What you need to do:
From the entries below, copy every line that has the word "icon".

(Records drawn from a dataset)
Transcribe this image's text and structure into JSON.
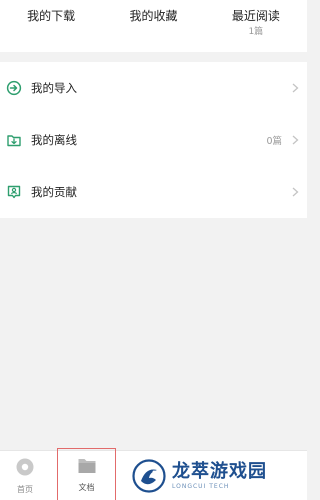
{
  "top_tabs": [
    {
      "label": "我的下载",
      "sub": ""
    },
    {
      "label": "我的收藏",
      "sub": ""
    },
    {
      "label": "最近阅读",
      "sub": "1篇"
    }
  ],
  "list": {
    "items": [
      {
        "label": "我的导入",
        "value": "",
        "icon": "import-icon"
      },
      {
        "label": "我的离线",
        "value": "0篇",
        "icon": "offline-download-icon"
      },
      {
        "label": "我的贡献",
        "value": "",
        "icon": "contribution-icon"
      }
    ]
  },
  "bottom_nav": {
    "items": [
      {
        "label": "首页",
        "icon": "home-icon"
      },
      {
        "label": "文档",
        "icon": "folder-icon"
      }
    ]
  },
  "watermark": {
    "title": "龙萃游戏园",
    "subtitle": "LONGCUI TECH"
  },
  "colors": {
    "accent": "#2e9e6e",
    "highlight_border": "#e26b6b",
    "watermark": "#1e4f8f"
  }
}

Exercise output:
        "icon": "import-icon"
        "icon": "offline-download-icon"
        "icon": "contribution-icon"
        "icon": "home-icon"
        "icon": "folder-icon"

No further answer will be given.